in Tajikistan, the issue is also economic. With this dam, it will be able to provide the necessary energy for its industry of aluminum, one of the main export products of the country and whose production is very heavily penalized by the lack of electricity. It could even be to turn exporter of energy, selling its electricity to Afghanistan, to Pakistan, also victims of a shortage of electricity, ” explains Samuel Carcanague, a researcher at the Institute of International and Strategic Relations (IRIS) and a specialist in the post-soviet space: “If the country becomes an exporter of electricity, and that it develops its economy and its industry, it can of course place him in a situation more favorable to its Asian neighbors, even if it remains a country of modest size compared to Uzbekistan”, he adds.

Bolstered by hopes of an economic revival, Tajikistan continues to carry out his ambition that the final cost is estimated around $ 4 billion. In 2009, he made the same call to the population to fund part. The State is launching a people’s participation “voluntary”, raising $ 140 million (124 million euros). “In reality, people were forced to take action,” says Bakhadur Khabibov, consumers Union of Tajikistan, and cited in Le Figaro .

The long-awaited launch

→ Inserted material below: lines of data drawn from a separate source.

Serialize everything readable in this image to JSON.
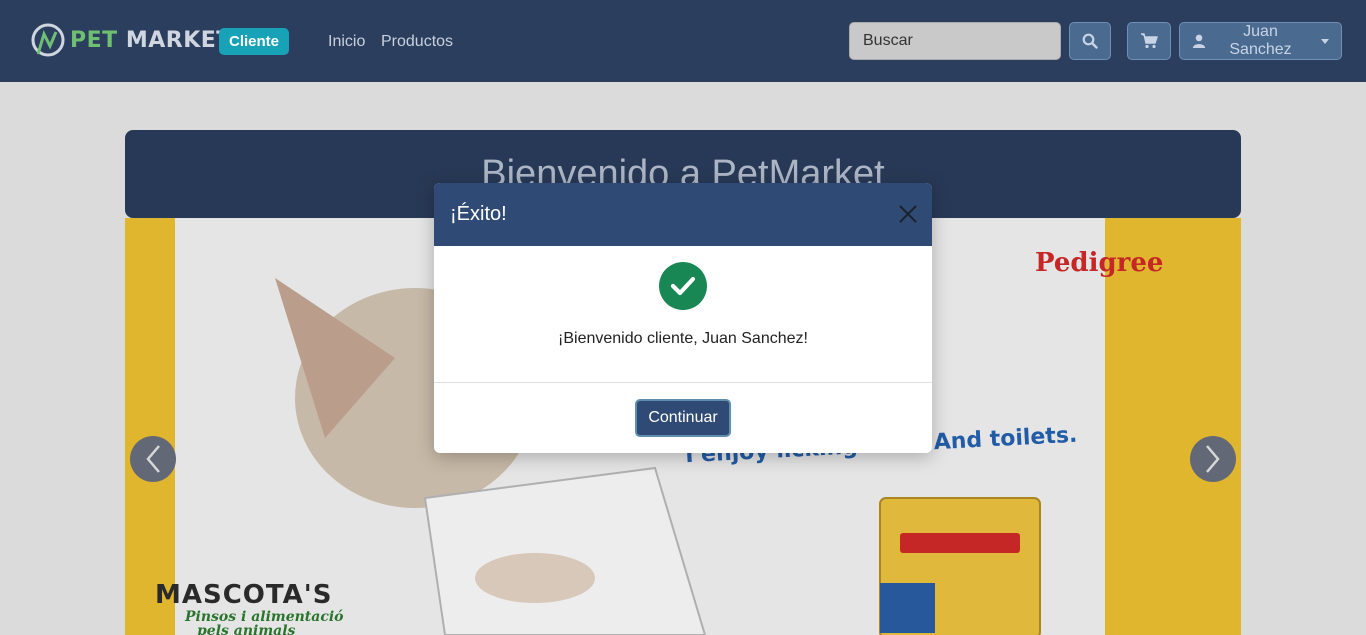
{
  "navbar": {
    "brand_pet": "PET",
    "brand_market": "MARKET",
    "role_badge": "Cliente",
    "links": [
      "Inicio",
      "Productos"
    ],
    "search_placeholder": "Buscar",
    "search_icon": "search-icon",
    "cart_icon": "cart-icon",
    "user_icon": "user-icon",
    "user_name": "Juan Sanchez"
  },
  "main": {
    "welcome_title": "Bienvenido a PetMarket"
  },
  "carousel": {
    "slide_slogan": "I enjoy licking face. And toilets.",
    "slide_brand": "Pedigree",
    "slide_store": "MASCOTA'S",
    "slide_store_sub_1": "Pinsos i alimentació",
    "slide_store_sub_2": "pels animals",
    "prev_icon": "chevron-left-icon",
    "next_icon": "chevron-right-icon"
  },
  "modal": {
    "title": "¡Éxito!",
    "message": "¡Bienvenido cliente, Juan Sanchez!",
    "button_label": "Continuar",
    "success_icon": "check-icon",
    "close_icon": "close-icon"
  },
  "colors": {
    "navbar_bg": "#2c3e5e",
    "badge": "#17a2b8",
    "success": "#198754",
    "modal_header": "#2f4a74"
  }
}
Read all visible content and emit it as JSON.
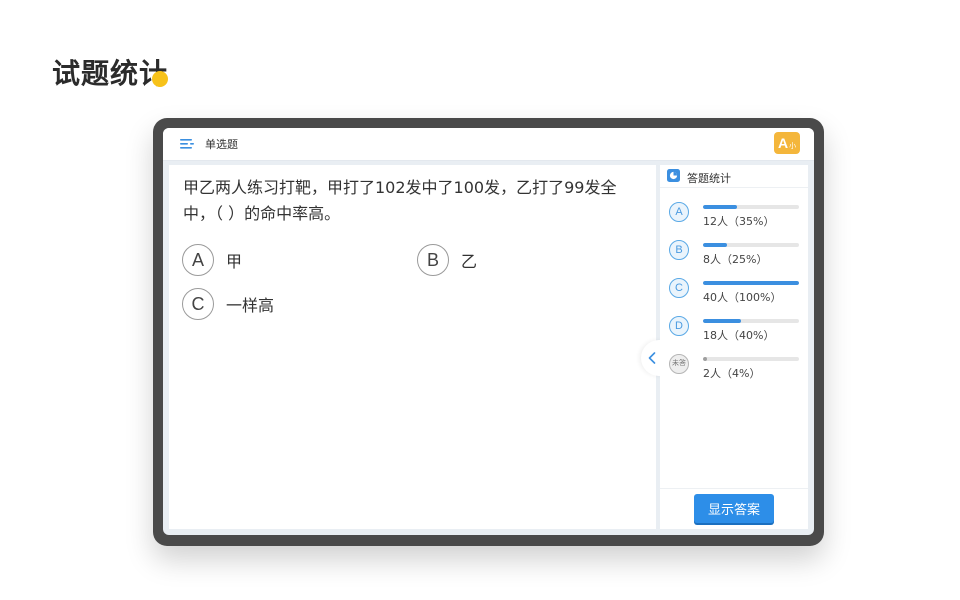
{
  "page": {
    "title": "试题统计"
  },
  "topbar": {
    "title": "单选题",
    "font_size_button": "A",
    "font_size_sub": "小"
  },
  "question": {
    "text": "甲乙两人练习打靶，甲打了102发中了100发，乙打了99发全中，（ ）的命中率高。",
    "options": [
      {
        "letter": "A",
        "text": "甲"
      },
      {
        "letter": "B",
        "text": "乙"
      },
      {
        "letter": "C",
        "text": "一样高"
      }
    ]
  },
  "stats": {
    "title": "答题统计",
    "rows": [
      {
        "label": "A",
        "text": "12人（35%）",
        "percent": 35
      },
      {
        "label": "B",
        "text": "8人（25%）",
        "percent": 25
      },
      {
        "label": "C",
        "text": "40人（100%）",
        "percent": 100
      },
      {
        "label": "D",
        "text": "18人（40%）",
        "percent": 40
      },
      {
        "label": "未答",
        "text": "2人（4%）",
        "percent": 4
      }
    ],
    "show_answer_label": "显示答案"
  },
  "colors": {
    "accent": "#2d8ee8",
    "bar_answered": "#3b8fe0",
    "bar_unanswered": "#9e9e9e",
    "title_dot": "#f7c21a",
    "font_button": "#f4b63b"
  },
  "icons": {
    "menu": "list-icon",
    "stats": "pie-chart-icon",
    "collapse": "chevron-left-icon"
  }
}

efforts finally rewarded. In may 2016, Uzbekistan agrees to lower the weapons. A change of direction initiated by the new head of State, Shavkat Mirziyoyev, prime minister of the old president Islam Karimov, who died in September of the same year. His successor is much more lenient with the dam, Rogun. “A co-management around the management of water is even being considered,” says Samuel Carcanague. The work can finally begin, under the direction of the Italian company Salini Impregilo. October 29, 2016, the Tajik president is shown at the controls of a bulldozer during the launch ceremony. More than a year after, the first of the six turbines, which should, in time, produce 3600 megawatts, is finally opened. “It is necessary that the dam is full, that it works, that all of the distribution networks are in place”, shade the researcher and the IRIS. “It will take some time, several years, from the inauguration until the whole population benefits”, he concludes.